*** Information shown ***

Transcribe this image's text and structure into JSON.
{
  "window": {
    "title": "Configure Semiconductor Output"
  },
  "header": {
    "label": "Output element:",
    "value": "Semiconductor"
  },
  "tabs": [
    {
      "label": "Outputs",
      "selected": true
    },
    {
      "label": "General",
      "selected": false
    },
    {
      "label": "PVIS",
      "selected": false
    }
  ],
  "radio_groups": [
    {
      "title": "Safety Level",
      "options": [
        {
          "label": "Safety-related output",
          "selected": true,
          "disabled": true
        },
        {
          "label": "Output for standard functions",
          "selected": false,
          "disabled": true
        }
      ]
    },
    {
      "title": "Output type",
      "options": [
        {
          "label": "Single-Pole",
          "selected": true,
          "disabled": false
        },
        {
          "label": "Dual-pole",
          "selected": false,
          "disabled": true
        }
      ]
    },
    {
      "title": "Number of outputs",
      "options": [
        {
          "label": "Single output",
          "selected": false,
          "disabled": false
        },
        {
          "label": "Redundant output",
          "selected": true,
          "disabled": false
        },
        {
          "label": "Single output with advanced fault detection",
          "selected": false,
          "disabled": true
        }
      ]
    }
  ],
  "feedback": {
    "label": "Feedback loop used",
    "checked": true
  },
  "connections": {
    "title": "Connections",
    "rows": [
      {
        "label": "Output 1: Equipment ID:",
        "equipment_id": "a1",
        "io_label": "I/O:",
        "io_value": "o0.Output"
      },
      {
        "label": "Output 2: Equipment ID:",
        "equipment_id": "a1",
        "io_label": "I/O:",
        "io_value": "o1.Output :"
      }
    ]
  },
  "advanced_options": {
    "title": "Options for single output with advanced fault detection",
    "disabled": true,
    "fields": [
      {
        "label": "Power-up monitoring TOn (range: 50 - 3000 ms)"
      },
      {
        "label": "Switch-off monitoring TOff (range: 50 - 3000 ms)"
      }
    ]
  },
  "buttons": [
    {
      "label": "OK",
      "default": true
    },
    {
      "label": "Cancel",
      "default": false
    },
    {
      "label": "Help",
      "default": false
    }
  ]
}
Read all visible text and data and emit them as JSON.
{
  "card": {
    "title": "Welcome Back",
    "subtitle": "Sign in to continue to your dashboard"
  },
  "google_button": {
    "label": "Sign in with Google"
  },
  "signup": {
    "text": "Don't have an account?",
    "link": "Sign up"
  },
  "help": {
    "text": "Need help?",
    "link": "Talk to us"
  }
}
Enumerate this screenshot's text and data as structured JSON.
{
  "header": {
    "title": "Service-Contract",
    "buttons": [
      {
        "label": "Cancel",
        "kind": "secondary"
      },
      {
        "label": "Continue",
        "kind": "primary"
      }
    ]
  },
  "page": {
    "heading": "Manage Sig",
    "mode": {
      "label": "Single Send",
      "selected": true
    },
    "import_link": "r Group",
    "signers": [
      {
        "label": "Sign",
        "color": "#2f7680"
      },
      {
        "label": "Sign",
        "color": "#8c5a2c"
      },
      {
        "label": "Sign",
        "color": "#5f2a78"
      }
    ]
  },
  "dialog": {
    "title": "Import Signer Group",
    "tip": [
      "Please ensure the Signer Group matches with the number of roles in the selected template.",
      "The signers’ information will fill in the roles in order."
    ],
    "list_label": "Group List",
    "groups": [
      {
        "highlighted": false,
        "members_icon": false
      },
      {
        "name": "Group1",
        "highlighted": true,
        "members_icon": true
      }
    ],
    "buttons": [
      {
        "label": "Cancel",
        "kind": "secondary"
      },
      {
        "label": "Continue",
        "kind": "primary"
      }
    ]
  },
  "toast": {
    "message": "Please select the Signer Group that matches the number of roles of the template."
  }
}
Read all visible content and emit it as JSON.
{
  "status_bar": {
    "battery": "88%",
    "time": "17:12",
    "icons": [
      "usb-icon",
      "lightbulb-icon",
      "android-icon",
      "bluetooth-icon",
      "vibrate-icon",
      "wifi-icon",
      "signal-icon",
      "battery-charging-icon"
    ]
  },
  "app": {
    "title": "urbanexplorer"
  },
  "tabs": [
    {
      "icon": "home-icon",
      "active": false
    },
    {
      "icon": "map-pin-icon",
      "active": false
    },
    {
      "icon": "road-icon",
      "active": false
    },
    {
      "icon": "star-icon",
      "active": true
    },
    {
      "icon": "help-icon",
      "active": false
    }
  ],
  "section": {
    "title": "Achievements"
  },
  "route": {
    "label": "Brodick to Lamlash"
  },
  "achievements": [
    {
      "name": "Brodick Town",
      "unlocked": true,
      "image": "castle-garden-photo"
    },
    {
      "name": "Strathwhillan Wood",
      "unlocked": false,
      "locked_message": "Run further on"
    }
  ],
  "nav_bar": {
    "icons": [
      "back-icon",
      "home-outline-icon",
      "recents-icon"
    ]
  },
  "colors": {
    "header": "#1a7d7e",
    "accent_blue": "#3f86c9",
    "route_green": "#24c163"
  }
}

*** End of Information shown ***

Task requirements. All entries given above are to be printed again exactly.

Result of this exercise.
Transcribe this image's text and structure into JSON.
{
  "window": {
    "title": "Configure Semiconductor Output"
  },
  "header": {
    "label": "Output element:",
    "value": "Semiconductor"
  },
  "tabs": [
    {
      "label": "Outputs",
      "selected": true
    },
    {
      "label": "General",
      "selected": false
    },
    {
      "label": "PVIS",
      "selected": false
    }
  ],
  "radio_groups": [
    {
      "title": "Safety Level",
      "options": [
        {
          "label": "Safety-related output",
          "selected": true,
          "disabled": true
        },
        {
          "label": "Output for standard functions",
          "selected": false,
          "disabled": true
        }
      ]
    },
    {
      "title": "Output type",
      "options": [
        {
          "label": "Single-Pole",
          "selected": true,
          "disabled": false
        },
        {
          "label": "Dual-pole",
          "selected": false,
          "disabled": true
        }
      ]
    },
    {
      "title": "Number of outputs",
      "options": [
        {
          "label": "Single output",
          "selected": false,
          "disabled": false
        },
        {
          "label": "Redundant output",
          "selected": true,
          "disabled": false
        },
        {
          "label": "Single output with advanced fault detection",
          "selected": false,
          "disabled": true
        }
      ]
    }
  ],
  "feedback": {
    "label": "Feedback loop used",
    "checked": true
  },
  "connections": {
    "title": "Connections",
    "rows": [
      {
        "label": "Output 1: Equipment ID:",
        "equipment_id": "a1",
        "io_label": "I/O:",
        "io_value": "o0.Output"
      },
      {
        "label": "Output 2: Equipment ID:",
        "equipment_id": "a1",
        "io_label": "I/O:",
        "io_value": "o1.Output :"
      }
    ]
  },
  "advanced_options": {
    "title": "Options for single output with advanced fault detection",
    "disabled": true,
    "fields": [
      {
        "label": "Power-up monitoring TOn (range: 50 - 3000 ms)"
      },
      {
        "label": "Switch-off monitoring TOff (range: 50 - 3000 ms)"
      }
    ]
  },
  "buttons": [
    {
      "label": "OK",
      "default": true
    },
    {
      "label": "Cancel",
      "default": false
    },
    {
      "label": "Help",
      "default": false
    }
  ]
}
Read all visible text and data and emit them as JSON.
{
  "card": {
    "title": "Welcome Back",
    "subtitle": "Sign in to continue to your dashboard"
  },
  "google_button": {
    "label": "Sign in with Google"
  },
  "signup": {
    "text": "Don't have an account?",
    "link": "Sign up"
  },
  "help": {
    "text": "Need help?",
    "link": "Talk to us"
  }
}
Enumerate this screenshot's text and data as structured JSON.
{
  "header": {
    "title": "Service-Contract",
    "buttons": [
      {
        "label": "Cancel",
        "kind": "secondary"
      },
      {
        "label": "Continue",
        "kind": "primary"
      }
    ]
  },
  "page": {
    "heading": "Manage Sig",
    "mode": {
      "label": "Single Send",
      "selected": true
    },
    "import_link": "r Group",
    "signers": [
      {
        "label": "Sign",
        "color": "#2f7680"
      },
      {
        "label": "Sign",
        "color": "#8c5a2c"
      },
      {
        "label": "Sign",
        "color": "#5f2a78"
      }
    ]
  },
  "dialog": {
    "title": "Import Signer Group",
    "tip": [
      "Please ensure the Signer Group matches with the number of roles in the selected template.",
      "The signers’ information will fill in the roles in order."
    ],
    "list_label": "Group List",
    "groups": [
      {
        "highlighted": false,
        "members_icon": false
      },
      {
        "name": "Group1",
        "highlighted": true,
        "members_icon": true
      }
    ],
    "buttons": [
      {
        "label": "Cancel",
        "kind": "secondary"
      },
      {
        "label": "Continue",
        "kind": "primary"
      }
    ]
  },
  "toast": {
    "message": "Please select the Signer Group that matches the number of roles of the template."
  }
}
Read all visible content and emit it as JSON.
{
  "status_bar": {
    "battery": "88%",
    "time": "17:12",
    "icons": [
      "usb-icon",
      "lightbulb-icon",
      "android-icon",
      "bluetooth-icon",
      "vibrate-icon",
      "wifi-icon",
      "signal-icon",
      "battery-charging-icon"
    ]
  },
  "app": {
    "title": "urbanexplorer"
  },
  "tabs": [
    {
      "icon": "home-icon",
      "active": false
    },
    {
      "icon": "map-pin-icon",
      "active": false
    },
    {
      "icon": "road-icon",
      "active": false
    },
    {
      "icon": "star-icon",
      "active": true
    },
    {
      "icon": "help-icon",
      "active": false
    }
  ],
  "section": {
    "title": "Achievements"
  },
  "route": {
    "label": "Brodick to Lamlash"
  },
  "achievements": [
    {
      "name": "Brodick Town",
      "unlocked": true,
      "image": "castle-garden-photo"
    },
    {
      "name": "Strathwhillan Wood",
      "unlocked": false,
      "locked_message": "Run further on"
    }
  ],
  "nav_bar": {
    "icons": [
      "back-icon",
      "home-outline-icon",
      "recents-icon"
    ]
  },
  "colors": {
    "header": "#1a7d7e",
    "accent_blue": "#3f86c9",
    "route_green": "#24c163"
  }
}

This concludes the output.